Data records for software interfaces:

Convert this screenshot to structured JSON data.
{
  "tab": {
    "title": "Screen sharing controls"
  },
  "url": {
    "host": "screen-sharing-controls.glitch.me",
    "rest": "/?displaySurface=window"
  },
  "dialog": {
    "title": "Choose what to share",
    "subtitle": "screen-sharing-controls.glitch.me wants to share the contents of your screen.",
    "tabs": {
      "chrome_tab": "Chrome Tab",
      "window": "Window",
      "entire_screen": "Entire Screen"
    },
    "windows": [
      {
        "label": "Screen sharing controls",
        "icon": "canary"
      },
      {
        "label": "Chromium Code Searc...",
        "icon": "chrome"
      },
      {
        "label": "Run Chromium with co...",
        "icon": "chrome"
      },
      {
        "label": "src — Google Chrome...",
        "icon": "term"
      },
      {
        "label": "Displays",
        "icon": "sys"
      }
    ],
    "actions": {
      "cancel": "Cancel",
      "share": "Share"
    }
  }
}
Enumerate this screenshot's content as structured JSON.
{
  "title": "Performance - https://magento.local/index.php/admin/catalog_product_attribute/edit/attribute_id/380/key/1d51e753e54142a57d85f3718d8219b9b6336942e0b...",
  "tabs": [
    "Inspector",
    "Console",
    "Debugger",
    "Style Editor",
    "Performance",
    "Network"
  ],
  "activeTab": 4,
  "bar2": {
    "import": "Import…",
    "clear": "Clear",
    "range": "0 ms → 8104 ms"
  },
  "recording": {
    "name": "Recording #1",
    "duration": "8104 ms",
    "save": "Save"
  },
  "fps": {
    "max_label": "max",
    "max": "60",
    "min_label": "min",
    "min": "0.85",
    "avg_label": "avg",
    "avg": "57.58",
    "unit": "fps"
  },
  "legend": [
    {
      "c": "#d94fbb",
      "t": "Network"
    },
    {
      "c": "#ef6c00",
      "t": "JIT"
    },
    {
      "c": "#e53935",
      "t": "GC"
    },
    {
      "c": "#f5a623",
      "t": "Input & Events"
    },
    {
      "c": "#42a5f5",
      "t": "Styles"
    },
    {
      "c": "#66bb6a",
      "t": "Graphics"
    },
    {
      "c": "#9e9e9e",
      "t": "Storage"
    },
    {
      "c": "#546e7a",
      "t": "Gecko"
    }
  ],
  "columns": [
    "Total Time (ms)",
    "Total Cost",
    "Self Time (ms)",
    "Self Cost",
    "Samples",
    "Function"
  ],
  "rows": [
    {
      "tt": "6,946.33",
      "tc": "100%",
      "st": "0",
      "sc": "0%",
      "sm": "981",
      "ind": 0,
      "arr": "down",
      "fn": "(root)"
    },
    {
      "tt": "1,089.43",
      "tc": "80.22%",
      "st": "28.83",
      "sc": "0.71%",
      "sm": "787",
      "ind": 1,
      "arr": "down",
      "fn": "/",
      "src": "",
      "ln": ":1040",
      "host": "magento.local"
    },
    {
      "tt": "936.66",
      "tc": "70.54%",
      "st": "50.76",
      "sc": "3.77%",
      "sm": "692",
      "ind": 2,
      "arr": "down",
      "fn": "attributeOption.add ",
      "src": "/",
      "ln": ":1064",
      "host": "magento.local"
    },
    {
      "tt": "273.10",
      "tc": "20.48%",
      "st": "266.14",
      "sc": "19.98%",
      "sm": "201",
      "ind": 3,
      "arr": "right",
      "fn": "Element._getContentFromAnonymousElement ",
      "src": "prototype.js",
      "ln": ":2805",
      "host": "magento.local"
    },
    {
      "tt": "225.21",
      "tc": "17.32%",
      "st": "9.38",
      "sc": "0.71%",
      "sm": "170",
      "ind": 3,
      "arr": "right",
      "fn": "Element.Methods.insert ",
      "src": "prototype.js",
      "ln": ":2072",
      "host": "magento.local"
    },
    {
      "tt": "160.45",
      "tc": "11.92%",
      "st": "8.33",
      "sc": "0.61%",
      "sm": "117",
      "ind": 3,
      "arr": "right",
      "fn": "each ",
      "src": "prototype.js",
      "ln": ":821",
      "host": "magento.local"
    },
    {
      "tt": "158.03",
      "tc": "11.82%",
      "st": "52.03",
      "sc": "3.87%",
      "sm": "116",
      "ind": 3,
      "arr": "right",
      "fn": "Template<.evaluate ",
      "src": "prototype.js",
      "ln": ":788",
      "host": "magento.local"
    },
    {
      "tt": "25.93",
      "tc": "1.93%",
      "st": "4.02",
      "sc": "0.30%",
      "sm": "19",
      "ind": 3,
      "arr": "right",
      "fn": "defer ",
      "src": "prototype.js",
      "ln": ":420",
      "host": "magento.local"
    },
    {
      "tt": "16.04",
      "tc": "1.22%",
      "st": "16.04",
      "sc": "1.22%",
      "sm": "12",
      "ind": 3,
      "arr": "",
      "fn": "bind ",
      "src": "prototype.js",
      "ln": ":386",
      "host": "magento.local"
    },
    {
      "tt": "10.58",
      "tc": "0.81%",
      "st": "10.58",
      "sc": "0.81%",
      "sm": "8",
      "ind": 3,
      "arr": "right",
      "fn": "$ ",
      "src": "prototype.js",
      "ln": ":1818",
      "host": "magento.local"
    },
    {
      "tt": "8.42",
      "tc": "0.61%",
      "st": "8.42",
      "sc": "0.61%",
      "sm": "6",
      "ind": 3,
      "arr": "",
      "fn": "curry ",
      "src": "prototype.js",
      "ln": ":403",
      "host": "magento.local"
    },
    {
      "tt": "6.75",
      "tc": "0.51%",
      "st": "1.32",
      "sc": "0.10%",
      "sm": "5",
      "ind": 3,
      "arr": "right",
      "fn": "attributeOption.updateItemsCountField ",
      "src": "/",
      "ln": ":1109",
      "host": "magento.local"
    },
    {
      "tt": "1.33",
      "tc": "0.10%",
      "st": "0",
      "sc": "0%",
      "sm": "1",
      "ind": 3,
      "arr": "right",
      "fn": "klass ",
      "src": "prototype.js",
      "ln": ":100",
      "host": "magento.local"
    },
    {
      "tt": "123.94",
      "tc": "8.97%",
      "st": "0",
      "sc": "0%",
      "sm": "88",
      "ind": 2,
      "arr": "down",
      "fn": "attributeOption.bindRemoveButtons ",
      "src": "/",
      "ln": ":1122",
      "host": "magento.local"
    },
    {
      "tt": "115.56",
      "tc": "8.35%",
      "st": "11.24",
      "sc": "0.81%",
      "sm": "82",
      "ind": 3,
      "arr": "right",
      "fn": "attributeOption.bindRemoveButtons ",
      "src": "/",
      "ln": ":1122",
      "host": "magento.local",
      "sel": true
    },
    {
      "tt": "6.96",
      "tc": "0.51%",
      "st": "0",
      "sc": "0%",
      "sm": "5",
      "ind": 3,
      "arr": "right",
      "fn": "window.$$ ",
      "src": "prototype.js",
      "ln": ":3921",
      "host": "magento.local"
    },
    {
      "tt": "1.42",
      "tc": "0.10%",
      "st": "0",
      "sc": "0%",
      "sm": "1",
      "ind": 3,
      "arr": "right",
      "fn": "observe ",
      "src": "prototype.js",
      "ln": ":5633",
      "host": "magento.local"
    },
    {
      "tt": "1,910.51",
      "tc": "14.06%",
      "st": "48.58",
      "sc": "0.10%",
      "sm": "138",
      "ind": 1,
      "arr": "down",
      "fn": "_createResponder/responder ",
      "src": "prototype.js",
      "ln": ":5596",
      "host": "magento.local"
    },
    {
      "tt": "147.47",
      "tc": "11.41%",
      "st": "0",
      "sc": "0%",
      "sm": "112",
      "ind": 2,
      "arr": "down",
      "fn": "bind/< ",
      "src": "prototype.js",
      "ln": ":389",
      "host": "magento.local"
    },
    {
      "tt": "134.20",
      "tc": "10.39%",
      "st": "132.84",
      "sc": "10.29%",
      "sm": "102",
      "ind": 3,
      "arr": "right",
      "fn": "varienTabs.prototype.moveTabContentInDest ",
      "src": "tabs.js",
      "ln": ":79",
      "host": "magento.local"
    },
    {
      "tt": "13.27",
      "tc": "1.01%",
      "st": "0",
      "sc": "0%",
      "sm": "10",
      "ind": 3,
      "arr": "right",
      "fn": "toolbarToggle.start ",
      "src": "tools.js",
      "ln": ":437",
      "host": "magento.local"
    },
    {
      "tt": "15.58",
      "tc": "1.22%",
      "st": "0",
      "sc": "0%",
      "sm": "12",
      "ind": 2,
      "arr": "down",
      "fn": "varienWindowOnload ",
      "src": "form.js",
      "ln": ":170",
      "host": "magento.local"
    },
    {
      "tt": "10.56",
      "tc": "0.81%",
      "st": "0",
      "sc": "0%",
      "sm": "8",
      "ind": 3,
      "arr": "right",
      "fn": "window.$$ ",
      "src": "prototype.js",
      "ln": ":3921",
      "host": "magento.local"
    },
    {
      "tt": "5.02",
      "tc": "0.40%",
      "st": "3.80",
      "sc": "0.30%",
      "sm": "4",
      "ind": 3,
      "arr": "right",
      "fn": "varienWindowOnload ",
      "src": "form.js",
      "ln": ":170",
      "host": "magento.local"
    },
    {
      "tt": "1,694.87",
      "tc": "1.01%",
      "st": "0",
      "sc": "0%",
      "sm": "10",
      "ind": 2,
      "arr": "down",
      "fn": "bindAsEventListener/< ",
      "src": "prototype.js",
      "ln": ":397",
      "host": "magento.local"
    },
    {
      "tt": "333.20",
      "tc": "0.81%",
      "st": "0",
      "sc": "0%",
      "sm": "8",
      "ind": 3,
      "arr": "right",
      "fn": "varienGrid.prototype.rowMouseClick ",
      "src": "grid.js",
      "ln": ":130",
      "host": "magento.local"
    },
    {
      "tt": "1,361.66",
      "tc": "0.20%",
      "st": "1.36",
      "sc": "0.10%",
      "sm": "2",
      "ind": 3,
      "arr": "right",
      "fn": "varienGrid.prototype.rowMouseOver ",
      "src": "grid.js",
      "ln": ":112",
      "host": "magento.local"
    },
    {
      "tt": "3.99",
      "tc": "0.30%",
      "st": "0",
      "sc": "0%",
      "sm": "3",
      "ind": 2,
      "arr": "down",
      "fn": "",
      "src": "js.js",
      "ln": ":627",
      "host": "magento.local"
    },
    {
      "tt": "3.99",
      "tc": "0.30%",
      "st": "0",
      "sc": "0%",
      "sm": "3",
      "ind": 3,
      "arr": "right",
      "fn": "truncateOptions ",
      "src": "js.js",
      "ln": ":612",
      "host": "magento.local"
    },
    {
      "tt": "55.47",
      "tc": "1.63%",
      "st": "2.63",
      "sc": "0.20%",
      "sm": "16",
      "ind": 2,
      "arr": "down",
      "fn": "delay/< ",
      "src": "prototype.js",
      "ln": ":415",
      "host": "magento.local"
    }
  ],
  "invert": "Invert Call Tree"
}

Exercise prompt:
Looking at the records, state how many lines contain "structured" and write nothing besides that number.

Exercise answer:
2